Data about app and page elements
»»

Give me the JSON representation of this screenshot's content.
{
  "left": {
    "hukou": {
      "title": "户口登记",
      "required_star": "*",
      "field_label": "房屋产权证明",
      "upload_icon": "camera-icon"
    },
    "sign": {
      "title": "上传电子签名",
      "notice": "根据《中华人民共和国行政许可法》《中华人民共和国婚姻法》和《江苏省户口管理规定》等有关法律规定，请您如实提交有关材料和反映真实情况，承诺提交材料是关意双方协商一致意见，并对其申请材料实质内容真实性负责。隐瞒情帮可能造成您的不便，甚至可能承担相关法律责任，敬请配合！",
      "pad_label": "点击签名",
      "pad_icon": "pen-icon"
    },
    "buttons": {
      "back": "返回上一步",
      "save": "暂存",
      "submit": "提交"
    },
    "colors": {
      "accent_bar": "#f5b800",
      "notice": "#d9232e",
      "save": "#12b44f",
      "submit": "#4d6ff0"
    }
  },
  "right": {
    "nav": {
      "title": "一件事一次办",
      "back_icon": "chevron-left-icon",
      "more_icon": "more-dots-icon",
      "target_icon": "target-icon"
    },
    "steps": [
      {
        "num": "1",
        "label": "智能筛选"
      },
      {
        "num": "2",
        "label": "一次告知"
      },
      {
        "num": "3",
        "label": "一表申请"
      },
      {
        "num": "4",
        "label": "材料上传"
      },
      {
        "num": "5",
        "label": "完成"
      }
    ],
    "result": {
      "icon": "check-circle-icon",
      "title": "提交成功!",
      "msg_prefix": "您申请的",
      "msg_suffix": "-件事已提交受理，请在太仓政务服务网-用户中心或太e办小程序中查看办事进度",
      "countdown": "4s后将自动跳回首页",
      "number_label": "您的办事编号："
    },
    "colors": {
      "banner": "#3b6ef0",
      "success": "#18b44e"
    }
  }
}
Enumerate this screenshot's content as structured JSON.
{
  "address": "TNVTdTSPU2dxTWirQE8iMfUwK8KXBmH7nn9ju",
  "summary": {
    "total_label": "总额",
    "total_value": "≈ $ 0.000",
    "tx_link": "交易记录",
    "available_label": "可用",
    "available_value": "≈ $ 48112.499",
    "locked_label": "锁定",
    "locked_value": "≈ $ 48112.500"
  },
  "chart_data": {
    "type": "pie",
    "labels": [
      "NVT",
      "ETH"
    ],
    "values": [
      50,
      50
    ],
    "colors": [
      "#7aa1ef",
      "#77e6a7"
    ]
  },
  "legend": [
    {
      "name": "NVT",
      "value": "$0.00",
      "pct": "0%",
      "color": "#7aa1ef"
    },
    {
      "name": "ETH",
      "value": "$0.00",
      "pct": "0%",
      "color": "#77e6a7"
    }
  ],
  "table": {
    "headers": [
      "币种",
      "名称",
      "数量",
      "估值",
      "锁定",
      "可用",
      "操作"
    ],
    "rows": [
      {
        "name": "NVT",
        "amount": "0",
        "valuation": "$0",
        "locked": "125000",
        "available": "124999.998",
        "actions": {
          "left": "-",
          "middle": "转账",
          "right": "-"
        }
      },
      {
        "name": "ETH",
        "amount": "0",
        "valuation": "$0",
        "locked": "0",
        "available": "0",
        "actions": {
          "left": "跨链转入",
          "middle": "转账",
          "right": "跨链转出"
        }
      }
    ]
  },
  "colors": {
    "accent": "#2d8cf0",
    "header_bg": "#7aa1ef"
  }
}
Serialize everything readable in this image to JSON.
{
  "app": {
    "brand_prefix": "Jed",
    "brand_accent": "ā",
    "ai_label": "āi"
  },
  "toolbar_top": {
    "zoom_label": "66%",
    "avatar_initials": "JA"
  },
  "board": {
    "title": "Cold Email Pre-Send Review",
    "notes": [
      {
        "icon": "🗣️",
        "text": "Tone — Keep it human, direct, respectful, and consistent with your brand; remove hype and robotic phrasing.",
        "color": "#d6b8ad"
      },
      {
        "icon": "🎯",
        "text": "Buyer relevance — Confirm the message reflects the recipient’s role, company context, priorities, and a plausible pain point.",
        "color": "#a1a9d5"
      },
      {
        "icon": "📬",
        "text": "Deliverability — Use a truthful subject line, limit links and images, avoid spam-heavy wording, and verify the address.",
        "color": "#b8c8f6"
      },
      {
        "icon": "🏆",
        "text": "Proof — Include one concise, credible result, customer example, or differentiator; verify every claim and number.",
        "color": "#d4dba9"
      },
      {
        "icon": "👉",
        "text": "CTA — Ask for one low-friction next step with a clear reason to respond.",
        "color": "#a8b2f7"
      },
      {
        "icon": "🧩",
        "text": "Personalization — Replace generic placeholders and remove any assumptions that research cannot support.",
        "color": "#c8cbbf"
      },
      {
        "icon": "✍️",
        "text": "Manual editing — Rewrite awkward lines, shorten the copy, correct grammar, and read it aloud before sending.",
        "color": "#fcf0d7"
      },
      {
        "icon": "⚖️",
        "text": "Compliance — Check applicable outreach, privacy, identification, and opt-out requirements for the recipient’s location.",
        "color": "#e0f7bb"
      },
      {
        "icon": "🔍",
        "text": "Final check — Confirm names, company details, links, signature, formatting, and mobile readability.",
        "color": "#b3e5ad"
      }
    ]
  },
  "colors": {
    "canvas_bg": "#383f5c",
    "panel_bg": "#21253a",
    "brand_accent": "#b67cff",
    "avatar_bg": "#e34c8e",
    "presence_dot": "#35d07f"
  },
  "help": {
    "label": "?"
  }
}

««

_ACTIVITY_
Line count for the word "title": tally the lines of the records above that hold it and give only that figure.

_RESPONSE FOR THIS EXERCISE_
5